biosynthesis of acetylcholine in cns and cholinergic transmission by adeseji, wasiu adebayo ( hons) 08/46ka ana advanced neuronatomy department of anatomy, university of. acetylcholinesterase: [ as″ĕ-til-ko″lin-es´ter-ās ] an enzyme present in nervous tissue, muscle, and red blood cells that catalyzes the hydrolysis of acetylcholine to choline and acetic acid.

This enzyme is present throughout the body, but is particularly important at the myoneural junction, where the nerve fibers terminate.

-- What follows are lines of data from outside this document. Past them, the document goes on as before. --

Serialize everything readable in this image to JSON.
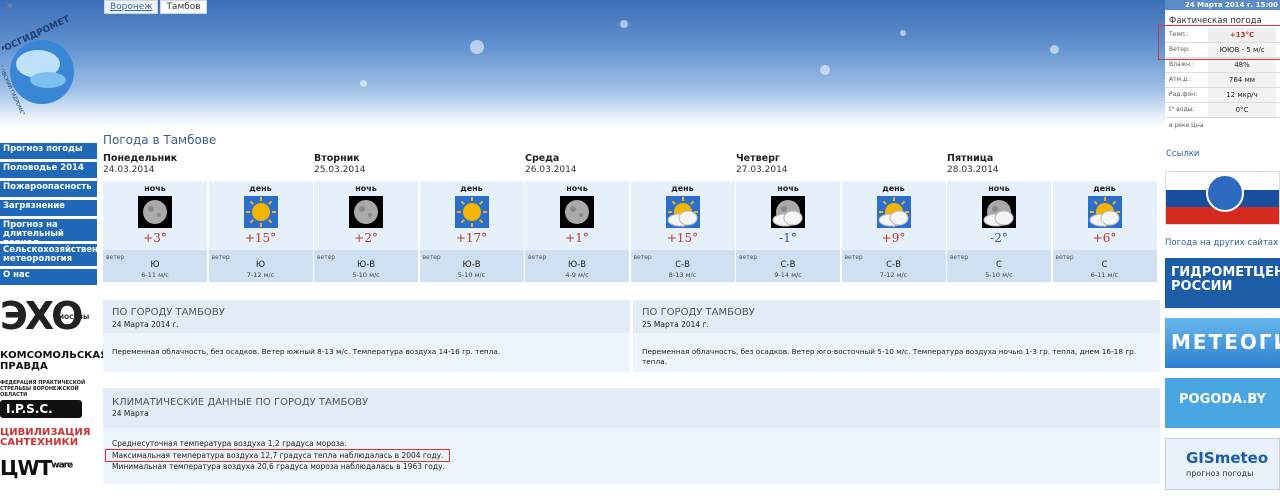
{
  "header": {
    "tabs": [
      {
        "label": "Воронеж"
      },
      {
        "label": "Тамбов"
      }
    ],
    "logo_text": "РОСГИДРОМЕТ",
    "logo_subtext": "ТАМБОВСКИЙ ГИДРОМЕТЦЕНТР",
    "datestamp": "24 Марта 2014 г. 15:00"
  },
  "nav": {
    "items": [
      {
        "label": "Прогноз погоды"
      },
      {
        "label": "Половодье 2014"
      },
      {
        "label": "Пожароопасность"
      },
      {
        "label": "Загрязнение"
      },
      {
        "label": "Прогноз на длительный период"
      },
      {
        "label": "Сельскохозяйственная метеорология"
      },
      {
        "label": "О нас"
      }
    ]
  },
  "left_logos": {
    "echo": "ЭХО",
    "echo_sub": "МОСКВЫ",
    "kp": "КОМСОМОЛЬСКАЯ ПРАВДА",
    "ipsc_caption": "ФЕДЕРАЦИЯ ПРАКТИЧЕСКОЙ СТРЕЛЬБЫ ВОРОНЕЖСКОЙ ОБЛАСТИ",
    "ipsc": "I.P.S.C.",
    "civil": "ЦИВИЛИЗАЦИЯ САНТЕХНИКИ",
    "ware": "ЦWT",
    "ware_sup": "ware"
  },
  "main": {
    "title": "Погода в Тамбове",
    "wind_label": "ветер",
    "days": [
      {
        "name": "Понедельник",
        "date": "24.03.2014",
        "periods": [
          {
            "time": "ночь",
            "icon": "moon-icon",
            "temp": "+3°",
            "wind_dir": "Ю",
            "wind_speed": "6-11 м/с"
          },
          {
            "time": "день",
            "icon": "sun-icon",
            "temp": "+15°",
            "wind_dir": "Ю",
            "wind_speed": "7-12 м/с"
          }
        ]
      },
      {
        "name": "Вторник",
        "date": "25.03.2014",
        "periods": [
          {
            "time": "ночь",
            "icon": "moon-icon",
            "temp": "+2°",
            "wind_dir": "Ю-В",
            "wind_speed": "5-10 м/с"
          },
          {
            "time": "день",
            "icon": "sun-icon",
            "temp": "+17°",
            "wind_dir": "Ю-В",
            "wind_speed": "5-10 м/с"
          }
        ]
      },
      {
        "name": "Среда",
        "date": "26.03.2014",
        "periods": [
          {
            "time": "ночь",
            "icon": "moon-icon",
            "temp": "+1°",
            "wind_dir": "Ю-В",
            "wind_speed": "4-9 м/с"
          },
          {
            "time": "день",
            "icon": "sun-cloud-icon",
            "temp": "+15°",
            "wind_dir": "С-В",
            "wind_speed": "8-13 м/с"
          }
        ]
      },
      {
        "name": "Четверг",
        "date": "27.03.2014",
        "periods": [
          {
            "time": "ночь",
            "icon": "moon-cloud-icon",
            "temp": "-1°",
            "wind_dir": "С-В",
            "wind_speed": "9-14 м/с"
          },
          {
            "time": "день",
            "icon": "sun-cloud-icon",
            "temp": "+9°",
            "wind_dir": "С-В",
            "wind_speed": "7-12 м/с"
          }
        ]
      },
      {
        "name": "Пятница",
        "date": "28.03.2014",
        "periods": [
          {
            "time": "ночь",
            "icon": "moon-cloud-icon",
            "temp": "-2°",
            "wind_dir": "С",
            "wind_speed": "5-10 м/с"
          },
          {
            "time": "день",
            "icon": "sun-cloud-icon",
            "temp": "+6°",
            "wind_dir": "С",
            "wind_speed": "6-11 м/с"
          }
        ]
      }
    ]
  },
  "forecast": [
    {
      "title": "ПО ГОРОДУ ТАМБОВУ",
      "date": "24 Марта 2014 г.",
      "text": "Переменная облачность, без осадков. Ветер южный 8-13 м/с. Температура воздуха 14-16 гр. тепла."
    },
    {
      "title": "ПО ГОРОДУ ТАМБОВУ",
      "date": "25 Марта 2014 г.",
      "text": "Переменная облачность, без осадков. Ветер юго-восточный 5-10 м/с. Температура воздуха ночью 1-3 гр. тепла, днем 16-18 гр. тепла."
    }
  ],
  "climate": {
    "title": "КЛИМАТИЧЕСКИЕ ДАННЫЕ ПО ГОРОДУ ТАМБОВУ",
    "date": "24 Марта",
    "lines": [
      "Среднесуточная температура воздуха 1,2 градуса мороза.",
      "Максимальная температура воздуха 12,7 градуса тепла наблюдалась в 2004 году.",
      "Минимальная температура воздуха 20,6 градуса мороза наблюдалась в 1963 году."
    ]
  },
  "actual_weather": {
    "title": "Фактическая погода",
    "rows": [
      {
        "label": "Темп.:",
        "value": "+13°С"
      },
      {
        "label": "Ветер:",
        "value": "ЮЮВ - 5 м/с"
      },
      {
        "label": "Влажн.:",
        "value": "48%"
      },
      {
        "label": "Атм.д.:",
        "value": "764 мм"
      },
      {
        "label": "Рад.фон:",
        "value": "12 мкр/ч"
      },
      {
        "label": "t° воды:",
        "value": "0°С"
      }
    ],
    "river": "в реке Цна"
  },
  "links": {
    "title": "Ссылки",
    "other_title": "Погода на других сайтах",
    "banners": [
      {
        "text": "ГИДРОМЕТЦЕНТР РОССИИ"
      },
      {
        "text": "МЕТЕОГИД"
      },
      {
        "text": "POGODA.BY"
      },
      {
        "text": "GISmeteo",
        "sub": "прогноз погоды"
      }
    ]
  }
}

Acetylcholine is. Other articles where Acetylcholinesterase is discussed: acetylcholine: rapidly destroyed by the enzyme acetylcholinesterase and thus is effective only briefly.

Inhibitors of the enzyme (drugs known as anticholinesterases) prolong the lifetime of acetylcholine. Such agents include physostigmine and neostigmine, which are used to help augment muscle contraction in certain gastrointestinal. A 'read' is counted each time someone views a publication summary (such as the title, abstract, and list of authors), clicks on a figure, or views or downloads the full-text.

Start studying Cholinergic Transmission 1E - Metabolism of Acetylcholine. Learn vocabulary, terms, and more with flashcards, games, and other study tools.

Immediately download the Acetylcholine summary, chapter-by-chapter analysis, book notes, essays, quotes, character descriptions, lesson plans, and more - everything you need for studying or. Acetylcholinesterase (HGNC symbol ACHE; EC ), also known as AChE or acetylhydrolase, is the primary cholinesterase in the body.

It is an enzyme that catalyzes the breakdown of acetylcholine and of some other choline esters that function as is found at mainly neuromuscular junctions and in chemical synapses of the cholinergic type, where its activity serves to BRENDA: BRENDA entry.Content Background: Hydrolysis of Acetylcholine Normally, the actions of acetylcholine 1 are terminated by a specific mechanism to keep the target cells from becoming overactivated.

Acetylcholine is destroyed by an enzyme 2, acetylcholinesterase 3, that is located in every acetylcholine synapse 4. Search. Search for this keywordCited by: 5.